→ **Element data from apps and pages**:
____________

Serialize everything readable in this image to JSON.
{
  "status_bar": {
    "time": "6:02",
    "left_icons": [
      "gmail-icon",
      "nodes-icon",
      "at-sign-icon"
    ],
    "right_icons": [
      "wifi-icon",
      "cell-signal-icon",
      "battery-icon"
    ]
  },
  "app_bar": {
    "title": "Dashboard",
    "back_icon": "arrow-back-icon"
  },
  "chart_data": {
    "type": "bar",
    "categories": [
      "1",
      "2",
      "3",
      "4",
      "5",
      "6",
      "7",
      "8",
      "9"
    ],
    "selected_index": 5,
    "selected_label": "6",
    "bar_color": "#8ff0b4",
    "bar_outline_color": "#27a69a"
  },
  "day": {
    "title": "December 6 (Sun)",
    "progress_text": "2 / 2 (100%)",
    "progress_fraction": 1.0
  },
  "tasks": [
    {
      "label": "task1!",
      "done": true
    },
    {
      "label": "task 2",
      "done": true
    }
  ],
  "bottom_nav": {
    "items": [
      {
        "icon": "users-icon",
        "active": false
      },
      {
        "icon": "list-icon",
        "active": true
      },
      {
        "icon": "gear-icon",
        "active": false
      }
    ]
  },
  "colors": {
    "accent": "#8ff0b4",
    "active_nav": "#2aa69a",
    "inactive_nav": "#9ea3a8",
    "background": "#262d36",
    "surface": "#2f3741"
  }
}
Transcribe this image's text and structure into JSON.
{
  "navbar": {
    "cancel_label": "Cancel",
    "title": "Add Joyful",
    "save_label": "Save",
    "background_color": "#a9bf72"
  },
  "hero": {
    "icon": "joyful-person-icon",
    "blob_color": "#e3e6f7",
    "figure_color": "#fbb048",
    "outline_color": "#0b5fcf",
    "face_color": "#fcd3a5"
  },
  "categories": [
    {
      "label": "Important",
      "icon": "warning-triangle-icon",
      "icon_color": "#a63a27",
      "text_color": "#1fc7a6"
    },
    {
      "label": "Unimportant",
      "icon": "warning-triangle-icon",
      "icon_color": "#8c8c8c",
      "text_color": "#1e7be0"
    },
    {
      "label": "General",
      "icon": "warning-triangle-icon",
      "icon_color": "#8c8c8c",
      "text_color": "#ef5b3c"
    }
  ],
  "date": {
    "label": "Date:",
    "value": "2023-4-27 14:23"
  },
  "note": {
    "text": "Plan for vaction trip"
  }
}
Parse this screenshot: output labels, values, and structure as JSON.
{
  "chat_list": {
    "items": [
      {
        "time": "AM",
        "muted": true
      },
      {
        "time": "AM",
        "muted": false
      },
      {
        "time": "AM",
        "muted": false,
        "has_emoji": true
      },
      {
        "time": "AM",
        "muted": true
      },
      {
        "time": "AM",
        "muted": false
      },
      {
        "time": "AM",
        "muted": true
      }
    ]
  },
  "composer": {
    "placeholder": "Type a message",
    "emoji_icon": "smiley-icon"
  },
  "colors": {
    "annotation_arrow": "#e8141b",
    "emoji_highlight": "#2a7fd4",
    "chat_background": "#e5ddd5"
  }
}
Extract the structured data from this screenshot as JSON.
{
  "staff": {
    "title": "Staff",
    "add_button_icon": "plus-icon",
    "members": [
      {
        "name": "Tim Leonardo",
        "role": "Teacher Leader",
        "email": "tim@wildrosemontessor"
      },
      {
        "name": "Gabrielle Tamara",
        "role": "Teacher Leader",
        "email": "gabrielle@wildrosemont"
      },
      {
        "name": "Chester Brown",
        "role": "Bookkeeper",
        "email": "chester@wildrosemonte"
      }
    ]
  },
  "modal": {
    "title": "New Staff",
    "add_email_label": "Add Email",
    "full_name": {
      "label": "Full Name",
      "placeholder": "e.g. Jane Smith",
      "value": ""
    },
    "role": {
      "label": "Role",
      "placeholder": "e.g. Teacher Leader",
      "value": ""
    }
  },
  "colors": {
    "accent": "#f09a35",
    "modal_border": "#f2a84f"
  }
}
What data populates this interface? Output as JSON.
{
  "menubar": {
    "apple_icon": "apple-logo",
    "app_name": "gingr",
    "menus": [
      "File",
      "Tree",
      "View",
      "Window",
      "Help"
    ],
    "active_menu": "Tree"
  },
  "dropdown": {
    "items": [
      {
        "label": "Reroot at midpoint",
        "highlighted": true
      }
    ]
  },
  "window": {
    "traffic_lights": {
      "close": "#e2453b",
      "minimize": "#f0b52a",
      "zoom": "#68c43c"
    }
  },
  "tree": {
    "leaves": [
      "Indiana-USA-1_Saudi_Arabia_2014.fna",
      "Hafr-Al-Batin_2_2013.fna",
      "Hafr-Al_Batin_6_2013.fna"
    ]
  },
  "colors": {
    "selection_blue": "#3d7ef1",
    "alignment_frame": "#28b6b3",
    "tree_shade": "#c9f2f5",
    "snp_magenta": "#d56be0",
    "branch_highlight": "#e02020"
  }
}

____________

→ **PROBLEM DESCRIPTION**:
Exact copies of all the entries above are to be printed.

→ **COMPLETED EXERCISE**:
Serialize everything readable in this image to JSON.
{
  "status_bar": {
    "time": "6:02",
    "left_icons": [
      "gmail-icon",
      "nodes-icon",
      "at-sign-icon"
    ],
    "right_icons": [
      "wifi-icon",
      "cell-signal-icon",
      "battery-icon"
    ]
  },
  "app_bar": {
    "title": "Dashboard",
    "back_icon": "arrow-back-icon"
  },
  "chart_data": {
    "type": "bar",
    "categories": [
      "1",
      "2",
      "3",
      "4",
      "5",
      "6",
      "7",
      "8",
      "9"
    ],
    "selected_index": 5,
    "selected_label": "6",
    "bar_color": "#8ff0b4",
    "bar_outline_color": "#27a69a"
  },
  "day": {
    "title": "December 6 (Sun)",
    "progress_text": "2 / 2 (100%)",
    "progress_fraction": 1.0
  },
  "tasks": [
    {
      "label": "task1!",
      "done": true
    },
    {
      "label": "task 2",
      "done": true
    }
  ],
  "bottom_nav": {
    "items": [
      {
        "icon": "users-icon",
        "active": false
      },
      {
        "icon": "list-icon",
        "active": true
      },
      {
        "icon": "gear-icon",
        "active": false
      }
    ]
  },
  "colors": {
    "accent": "#8ff0b4",
    "active_nav": "#2aa69a",
    "inactive_nav": "#9ea3a8",
    "background": "#262d36",
    "surface": "#2f3741"
  }
}
Transcribe this image's text and structure into JSON.
{
  "navbar": {
    "cancel_label": "Cancel",
    "title": "Add Joyful",
    "save_label": "Save",
    "background_color": "#a9bf72"
  },
  "hero": {
    "icon": "joyful-person-icon",
    "blob_color": "#e3e6f7",
    "figure_color": "#fbb048",
    "outline_color": "#0b5fcf",
    "face_color": "#fcd3a5"
  },
  "categories": [
    {
      "label": "Important",
      "icon": "warning-triangle-icon",
      "icon_color": "#a63a27",
      "text_color": "#1fc7a6"
    },
    {
      "label": "Unimportant",
      "icon": "warning-triangle-icon",
      "icon_color": "#8c8c8c",
      "text_color": "#1e7be0"
    },
    {
      "label": "General",
      "icon": "warning-triangle-icon",
      "icon_color": "#8c8c8c",
      "text_color": "#ef5b3c"
    }
  ],
  "date": {
    "label": "Date:",
    "value": "2023-4-27 14:23"
  },
  "note": {
    "text": "Plan for vaction trip"
  }
}
Parse this screenshot: output labels, values, and structure as JSON.
{
  "chat_list": {
    "items": [
      {
        "time": "AM",
        "muted": true
      },
      {
        "time": "AM",
        "muted": false
      },
      {
        "time": "AM",
        "muted": false,
        "has_emoji": true
      },
      {
        "time": "AM",
        "muted": true
      },
      {
        "time": "AM",
        "muted": false
      },
      {
        "time": "AM",
        "muted": true
      }
    ]
  },
  "composer": {
    "placeholder": "Type a message",
    "emoji_icon": "smiley-icon"
  },
  "colors": {
    "annotation_arrow": "#e8141b",
    "emoji_highlight": "#2a7fd4",
    "chat_background": "#e5ddd5"
  }
}
Extract the structured data from this screenshot as JSON.
{
  "staff": {
    "title": "Staff",
    "add_button_icon": "plus-icon",
    "members": [
      {
        "name": "Tim Leonardo",
        "role": "Teacher Leader",
        "email": "tim@wildrosemontessor"
      },
      {
        "name": "Gabrielle Tamara",
        "role": "Teacher Leader",
        "email": "gabrielle@wildrosemont"
      },
      {
        "name": "Chester Brown",
        "role": "Bookkeeper",
        "email": "chester@wildrosemonte"
      }
    ]
  },
  "modal": {
    "title": "New Staff",
    "add_email_label": "Add Email",
    "full_name": {
      "label": "Full Name",
      "placeholder": "e.g. Jane Smith",
      "value": ""
    },
    "role": {
      "label": "Role",
      "placeholder": "e.g. Teacher Leader",
      "value": ""
    }
  },
  "colors": {
    "accent": "#f09a35",
    "modal_border": "#f2a84f"
  }
}
What data populates this interface? Output as JSON.
{
  "menubar": {
    "apple_icon": "apple-logo",
    "app_name": "gingr",
    "menus": [
      "File",
      "Tree",
      "View",
      "Window",
      "Help"
    ],
    "active_menu": "Tree"
  },
  "dropdown": {
    "items": [
      {
        "label": "Reroot at midpoint",
        "highlighted": true
      }
    ]
  },
  "window": {
    "traffic_lights": {
      "close": "#e2453b",
      "minimize": "#f0b52a",
      "zoom": "#68c43c"
    }
  },
  "tree": {
    "leaves": [
      "Indiana-USA-1_Saudi_Arabia_2014.fna",
      "Hafr-Al-Batin_2_2013.fna",
      "Hafr-Al_Batin_6_2013.fna"
    ]
  },
  "colors": {
    "selection_blue": "#3d7ef1",
    "alignment_frame": "#28b6b3",
    "tree_shade": "#c9f2f5",
    "snp_magenta": "#d56be0",
    "branch_highlight": "#e02020"
  }
}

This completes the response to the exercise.